TEGUCIGALPA (Reuters) - Thousands of protesters took to the streets of the capital on Tuesday to urge Honduran President Juan Orlando Hernandez to step down, just days after he was forced to deny taking money from drug gangs to secure his election in 2013.
The premises of at least three businesses in the city were set on fire after protests turned violent, officials said, and riot police clashed with demonstrators while attempting to disperse the crowd with tear gas and water cannons.
“The narco must go, JOH must go!” protesters chanted, using the president’s initials, as they marched through central Tegucigalpa toward Congress.
A court filing was published late last week in which U.S. prosecutors alleged that Hernandez’s 2013 presidential bid had been partly funded by money from drug traffickers.
The document filed to the U.S. Southern District court of New York said the Hernandez campaign received $1.5 million from “drug proceeds” that were used to bribe local officials in exchange for protection and the completion of public works.
Hernandez rejected the allegations, casting himself as the victim of a smear campaign by drug gangs he had targeted, and accusing political opponents, such as ex-president Manuel Zelaya, of colluding with gangsters to discredit him.

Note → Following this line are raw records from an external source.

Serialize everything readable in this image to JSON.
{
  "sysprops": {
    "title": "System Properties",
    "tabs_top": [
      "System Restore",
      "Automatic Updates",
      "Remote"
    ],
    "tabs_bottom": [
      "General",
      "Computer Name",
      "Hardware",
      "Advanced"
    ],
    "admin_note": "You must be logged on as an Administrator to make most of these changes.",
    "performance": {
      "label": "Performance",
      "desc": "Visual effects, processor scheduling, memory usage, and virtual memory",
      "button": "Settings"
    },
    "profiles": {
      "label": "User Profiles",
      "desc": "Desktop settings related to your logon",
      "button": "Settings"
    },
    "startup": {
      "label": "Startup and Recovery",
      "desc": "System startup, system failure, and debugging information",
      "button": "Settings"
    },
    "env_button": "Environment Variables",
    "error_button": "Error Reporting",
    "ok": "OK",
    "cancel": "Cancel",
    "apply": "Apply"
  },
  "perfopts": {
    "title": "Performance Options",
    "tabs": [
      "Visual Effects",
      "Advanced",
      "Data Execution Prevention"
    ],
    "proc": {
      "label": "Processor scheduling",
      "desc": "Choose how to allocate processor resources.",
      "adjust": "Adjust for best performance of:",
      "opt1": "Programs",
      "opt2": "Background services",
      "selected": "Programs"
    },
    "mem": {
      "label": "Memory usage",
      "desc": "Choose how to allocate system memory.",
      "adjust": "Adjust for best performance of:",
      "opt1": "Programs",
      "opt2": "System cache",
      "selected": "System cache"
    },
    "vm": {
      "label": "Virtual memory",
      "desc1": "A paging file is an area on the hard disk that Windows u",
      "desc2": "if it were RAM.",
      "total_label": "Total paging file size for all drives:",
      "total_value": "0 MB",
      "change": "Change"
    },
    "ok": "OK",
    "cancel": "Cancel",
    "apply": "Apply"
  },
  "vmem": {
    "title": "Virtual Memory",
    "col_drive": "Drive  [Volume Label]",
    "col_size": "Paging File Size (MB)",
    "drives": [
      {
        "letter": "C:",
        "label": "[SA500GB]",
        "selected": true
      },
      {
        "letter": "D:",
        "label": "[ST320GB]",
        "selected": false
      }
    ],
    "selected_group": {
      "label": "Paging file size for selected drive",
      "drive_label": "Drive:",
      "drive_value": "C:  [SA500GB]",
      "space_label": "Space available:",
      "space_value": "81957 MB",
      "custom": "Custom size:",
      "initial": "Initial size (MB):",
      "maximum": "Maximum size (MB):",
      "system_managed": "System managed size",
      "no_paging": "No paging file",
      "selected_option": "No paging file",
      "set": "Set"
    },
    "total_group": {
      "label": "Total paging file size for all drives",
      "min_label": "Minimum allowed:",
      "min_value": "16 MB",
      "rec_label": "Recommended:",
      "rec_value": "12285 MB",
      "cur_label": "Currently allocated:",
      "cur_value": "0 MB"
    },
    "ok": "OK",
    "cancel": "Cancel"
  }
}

Protesters attacked police with sticks and stones near to Congress after officers deployed tear gas, and a Red Cross official said that five people were treated for injuries.
Fire service spokesman Cesar Trochez said “three commercial businesses caught fire” during the clashes, adding that the causes for the blazes were under investigation.
The demonstration against Hernandez was called by the Platform for the Defense of Education and Public Health, a coalition of trade unionists and public workers that have sought the president’s ouster over his plans for public services.
A conservative ally of the United States, Hernandez has come under increasing pressure since his younger brother Tony was arrested in Miami in November on drug trafficking charges.
Reporting by Gustavo Palencia; editing by Dave Graham and G Crosse